• WORK ORDER
Text in the records must be reproduced exactly, and pictures must be skipped.

• EXCERPTED DATA
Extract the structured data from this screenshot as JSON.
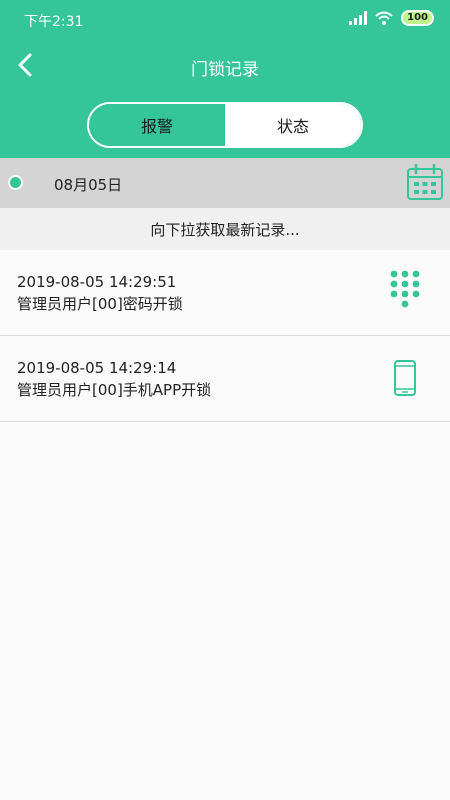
{
  "status_bar": {
    "time": "下午2:31",
    "battery": "100",
    "icons": [
      "signal-icon",
      "wifi-icon",
      "battery-icon"
    ]
  },
  "nav": {
    "title": "门锁记录",
    "back_icon": "back-arrow-icon"
  },
  "tabs": [
    {
      "label": "报警",
      "active": true
    },
    {
      "label": "状态",
      "active": false
    }
  ],
  "date_bar": {
    "date": "08月05日",
    "icon": "calendar-icon"
  },
  "pull_hint": "向下拉获取最新记录...",
  "records": [
    {
      "time": "2019-08-05 14:29:51",
      "description": "管理员用户[00]密码开锁",
      "icon": "keypad-icon"
    },
    {
      "time": "2019-08-05 14:29:14",
      "description": "管理员用户[00]手机APP开锁",
      "icon": "phone-icon"
    }
  ],
  "colors": {
    "brand": "#34c698",
    "date_bar_bg": "#d4d4d4",
    "hint_bg": "#f0f0f0",
    "battery": "#bff28a"
  }
}
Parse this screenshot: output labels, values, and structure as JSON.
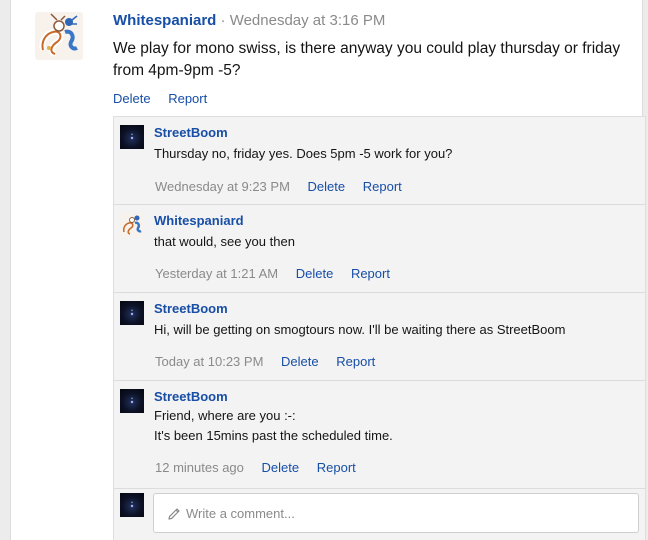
{
  "post": {
    "author": "Whitespaniard",
    "separator": "·",
    "time": "Wednesday at 3:16 PM",
    "body": "We play for mono swiss, is there anyway you could play thursday or friday from 4pm-9pm -5?",
    "actions": {
      "delete": "Delete",
      "report": "Report"
    },
    "avatar_icon": "dragonair-mascot-icon"
  },
  "comments": [
    {
      "author": "StreetBoom",
      "lines": [
        "Thursday no, friday yes. Does 5pm -5 work for you?"
      ],
      "time": "Wednesday at 9:23 PM",
      "delete": "Delete",
      "report": "Report",
      "avatar_icon": "night-sky-avatar-icon"
    },
    {
      "author": "Whitespaniard",
      "lines": [
        "that would, see you then"
      ],
      "time": "Yesterday at 1:21 AM",
      "delete": "Delete",
      "report": "Report",
      "avatar_icon": "dragonair-mascot-icon"
    },
    {
      "author": "StreetBoom",
      "lines": [
        "Hi, will be getting on smogtours now. I'll be waiting there as StreetBoom"
      ],
      "time": "Today at 10:23 PM",
      "delete": "Delete",
      "report": "Report",
      "avatar_icon": "night-sky-avatar-icon"
    },
    {
      "author": "StreetBoom",
      "lines": [
        "Friend, where are you :-:",
        "It's been 15mins past the scheduled time."
      ],
      "time": "12 minutes ago",
      "delete": "Delete",
      "report": "Report",
      "avatar_icon": "night-sky-avatar-icon"
    }
  ],
  "compose": {
    "placeholder": "Write a comment...",
    "icon": "pencil-icon",
    "avatar_icon": "night-sky-avatar-icon"
  },
  "colors": {
    "link": "#174ea6",
    "meta": "#8a8a8a",
    "page_bg": "#ececec",
    "comments_bg": "#f3f3f3"
  }
}
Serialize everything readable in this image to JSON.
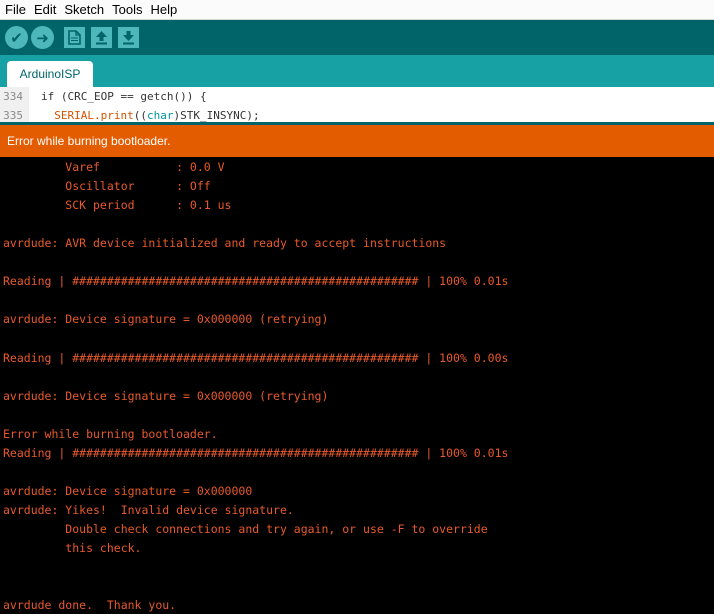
{
  "menubar": {
    "items": [
      "File",
      "Edit",
      "Sketch",
      "Tools",
      "Help"
    ]
  },
  "toolbar": {
    "buttons": [
      {
        "name": "verify",
        "glyph": "✔"
      },
      {
        "name": "upload",
        "glyph": "➜"
      },
      {
        "name": "new"
      },
      {
        "name": "open"
      },
      {
        "name": "save"
      }
    ]
  },
  "tabs": [
    {
      "label": "ArduinoISP"
    }
  ],
  "editor": {
    "lines": [
      {
        "number": "334",
        "code_pre": "if (CRC_EOP == getch()) {",
        "code_fn": "",
        "code_kw": "",
        "code_post": ""
      },
      {
        "number": "335",
        "code_pre": "  ",
        "code_fn": "SERIAL.print",
        "code_mid": "((",
        "code_kw": "char",
        "code_post": ")STK_INSYNC);"
      }
    ]
  },
  "status": {
    "message": "Error while burning bootloader."
  },
  "console": {
    "lines": [
      "         Varef           : 0.0 V",
      "         Oscillator      : Off",
      "         SCK period      : 0.1 us",
      "",
      "avrdude: AVR device initialized and ready to accept instructions",
      "",
      "Reading | ################################################## | 100% 0.01s",
      "",
      "avrdude: Device signature = 0x000000 (retrying)",
      "",
      "Reading | ################################################## | 100% 0.00s",
      "",
      "avrdude: Device signature = 0x000000 (retrying)",
      "",
      "Error while burning bootloader.",
      "Reading | ################################################## | 100% 0.01s",
      "",
      "avrdude: Device signature = 0x000000",
      "avrdude: Yikes!  Invalid device signature.",
      "         Double check connections and try again, or use -F to override",
      "         this check.",
      "",
      "",
      "avrdude done.  Thank you."
    ]
  },
  "colors": {
    "toolbar_bg": "#006468",
    "tab_bar_bg": "#17a1a5",
    "status_bg": "#e35c00",
    "console_text": "#e85a2b"
  }
}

• ANSWER BELOW
Extract the structured data from this screenshot as JSON.
{
  "status_bar": {
    "time": "下午2:31",
    "battery": "100",
    "icons": [
      "signal-icon",
      "wifi-icon",
      "battery-icon"
    ]
  },
  "nav": {
    "title": "门锁记录",
    "back_icon": "back-arrow-icon"
  },
  "tabs": [
    {
      "label": "报警",
      "active": true
    },
    {
      "label": "状态",
      "active": false
    }
  ],
  "date_bar": {
    "date": "08月05日",
    "icon": "calendar-icon"
  },
  "pull_hint": "向下拉获取最新记录...",
  "records": [
    {
      "time": "2019-08-05 14:29:51",
      "description": "管理员用户[00]密码开锁",
      "icon": "keypad-icon"
    },
    {
      "time": "2019-08-05 14:29:14",
      "description": "管理员用户[00]手机APP开锁",
      "icon": "phone-icon"
    }
  ],
  "colors": {
    "brand": "#34c698",
    "date_bar_bg": "#d4d4d4",
    "hint_bg": "#f0f0f0",
    "battery": "#bff28a"
  }
}
Parse this screenshot: output labels, values, and structure as JSON.
{
  "post": {
    "author": "Whitespaniard",
    "separator": "·",
    "time": "Wednesday at 3:16 PM",
    "body": "We play for mono swiss, is there anyway you could play thursday or friday from 4pm-9pm -5?",
    "actions": {
      "delete": "Delete",
      "report": "Report"
    },
    "avatar_icon": "dragonair-mascot-icon"
  },
  "comments": [
    {
      "author": "StreetBoom",
      "lines": [
        "Thursday no, friday yes. Does 5pm -5 work for you?"
      ],
      "time": "Wednesday at 9:23 PM",
      "delete": "Delete",
      "report": "Report",
      "avatar_icon": "night-sky-avatar-icon"
    },
    {
      "author": "Whitespaniard",
      "lines": [
        "that would, see you then"
      ],
      "time": "Yesterday at 1:21 AM",
      "delete": "Delete",
      "report": "Report",
      "avatar_icon": "dragonair-mascot-icon"
    },
    {
      "author": "StreetBoom",
      "lines": [
        "Hi, will be getting on smogtours now. I'll be waiting there as StreetBoom"
      ],
      "time": "Today at 10:23 PM",
      "delete": "Delete",
      "report": "Report",
      "avatar_icon": "night-sky-avatar-icon"
    },
    {
      "author": "StreetBoom",
      "lines": [
        "Friend, where are you :-:",
        "It's been 15mins past the scheduled time."
      ],
      "time": "12 minutes ago",
      "delete": "Delete",
      "report": "Report",
      "avatar_icon": "night-sky-avatar-icon"
    }
  ],
  "compose": {
    "placeholder": "Write a comment...",
    "icon": "pencil-icon",
    "avatar_icon": "night-sky-avatar-icon"
  },
  "colors": {
    "link": "#174ea6",
    "meta": "#8a8a8a",
    "page_bg": "#ececec",
    "comments_bg": "#f3f3f3"
  }
}
Serialize everything readable in this image to JSON.
{
  "menubar": {
    "items": [
      "File",
      "Edit",
      "Sketch",
      "Tools",
      "Help"
    ]
  },
  "toolbar": {
    "buttons": [
      {
        "name": "verify",
        "glyph": "✔"
      },
      {
        "name": "upload",
        "glyph": "➜"
      },
      {
        "name": "new"
      },
      {
        "name": "open"
      },
      {
        "name": "save"
      }
    ]
  },
  "tabs": [
    {
      "label": "ArduinoISP"
    }
  ],
  "editor": {
    "lines": [
      {
        "number": "334",
        "code_pre": "if (CRC_EOP == getch()) {",
        "code_fn": "",
        "code_kw": "",
        "code_post": ""
      },
      {
        "number": "335",
        "code_pre": "  ",
        "code_fn": "SERIAL.print",
        "code_mid": "((",
        "code_kw": "char",
        "code_post": ")STK_INSYNC);"
      }
    ]
  },
  "status": {
    "message": "Error while burning bootloader."
  },
  "console": {
    "lines": [
      "         Varef           : 0.0 V",
      "         Oscillator      : Off",
      "         SCK period      : 0.1 us",
      "",
      "avrdude: AVR device initialized and ready to accept instructions",
      "",
      "Reading | ################################################## | 100% 0.01s",
      "",
      "avrdude: Device signature = 0x000000 (retrying)",
      "",
      "Reading | ################################################## | 100% 0.00s",
      "",
      "avrdude: Device signature = 0x000000 (retrying)",
      "",
      "Error while burning bootloader.",
      "Reading | ################################################## | 100% 0.01s",
      "",
      "avrdude: Device signature = 0x000000",
      "avrdude: Yikes!  Invalid device signature.",
      "         Double check connections and try again, or use -F to override",
      "         this check.",
      "",
      "",
      "avrdude done.  Thank you."
    ]
  },
  "colors": {
    "toolbar_bg": "#006468",
    "tab_bar_bg": "#17a1a5",
    "status_bg": "#e35c00",
    "console_text": "#e85a2b"
  }
}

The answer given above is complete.